The U.S. Supreme Court on Friday agreed to review a Maryland high court decision that generally bars police from collecting DNA samples from people arrested for committing or attempting to commit a violent crime.
The Supreme Court is expected to hear arguments early next year in the appeal brought by Maryland Attorney General Douglas F. Gansler. A decision in the case, Maryland v. King, No. 12-207, is expected by the summer.
“We are pleased by today’s decision and look forward to the opportunity to defend this important crime-fighting tool before the nation’s highest court,” Gansler said in a statement Friday.
The Maryland Office of the Public Defender will oppose the state’s position before the Supreme Court.
Stephen B. Mercer, who heads the public defender’s forensics division, said he too looks forward to the justices’ consideration of the case.
“We are confident that when the court examines the merits of the case, it will agree that persons who are presumed to be innocent should not be subject to the warrantless seizure and indefinite retention of their intensely personal genetic information,” Mercer said Friday.
The Supreme Court’s agreement to hear the case has been anticipated since July, when Chief Justice John G. Roberts Jr. stayed the Maryland Court of Appeals ruling.
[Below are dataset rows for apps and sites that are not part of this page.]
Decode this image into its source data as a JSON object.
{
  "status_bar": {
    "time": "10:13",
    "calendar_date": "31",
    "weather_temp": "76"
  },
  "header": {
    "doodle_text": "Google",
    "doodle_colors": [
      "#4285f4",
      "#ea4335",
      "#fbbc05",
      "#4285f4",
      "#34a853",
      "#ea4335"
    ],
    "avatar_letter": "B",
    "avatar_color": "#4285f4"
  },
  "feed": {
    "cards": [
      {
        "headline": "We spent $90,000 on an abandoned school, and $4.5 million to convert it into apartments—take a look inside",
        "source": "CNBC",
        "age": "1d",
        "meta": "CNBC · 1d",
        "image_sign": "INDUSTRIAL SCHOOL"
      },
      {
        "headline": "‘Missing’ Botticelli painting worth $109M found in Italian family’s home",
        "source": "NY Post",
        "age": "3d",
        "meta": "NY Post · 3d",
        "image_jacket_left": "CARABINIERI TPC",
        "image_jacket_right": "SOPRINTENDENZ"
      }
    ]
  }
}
Roberts said in a July 30 order that there is a “reasonable probability” the Supreme Court would hear the case and a “fair prospect” it will overturn the Maryland court’s decision that DNA collection on arrest is constitutional only when absolutely necessary to identify the suspect.
“[I]n the absence of a stay, Maryland would be disabled from employing a valuable law enforcement tool for several months — a tool used widely throughout the country and one that has been upheld by two [U.S.] Courts of Appeal and another state court,” Roberts wrote. He was referring to decisions by the 3rd and 9th U.S. Circuit Courts of Appeals and the Virginia Supreme Court.
The chief justice issued the stay at Gansler’s request. Roberts handled the request because he is the Supreme Court justice assigned to handle appeals in the 4th U.S. judicial circuit, of which Maryland is part.
In the King case, the Court of Appeals said the Maryland DNA Collection Act passes constitutional muster only when collecting a genetic sample is the sole way police can identify the arrestee. Other purposes, such as using the DNA sample to investigate additional crimes, require a warrant lest the police violate the arrestee’s constitutional Fourth Amendment right against unreasonable searches, the court held.
In its decision, the court overturned a rape conviction and life sentence of Alonzo Jay King Jr., whose DNA sample — taken after his arrest for an unrelated assault in 2009 — was linked to the 2003 sexual attack.
The police had confirmed King’s identity in the 2009 assault through photographs and fingerprints and thus “had no legitimate need for a DNA sample in order to be confident who it arrested or to convict him on the first- or second-degree assault charges,” Judge Glenn T. Harrell Jr. wrote for the 5-2 majority.
“We simply will not allow warrantless, suspicionless searches of biological materials without a showing that accurate identification was not possible using ‘traditional’ methods,” Harrell added. “[T]here are conceivable, albeit somewhat unlikely, scenarios where … the state may secure the use of DNA samples, without a warrant under the Act, as a means to identify an arrestee, but not for investigatory purposes, in any event.”
Other courts that have considered the issue have reached different conclusions — as did Judge Mary Ellen Barbera, who dissented from the King decision, saying arrestees have a “significantly diminished expectation of privacy” with regard to police taking a DNA sample from them.
Barbera was joined in dissent by retired Judge Alan M. Wilner, who sat by special assignment.
As for the assault charge, King was found guilty of a misdemeanor count of second-degree assault and sentenced to four years in prison with all but one year suspended.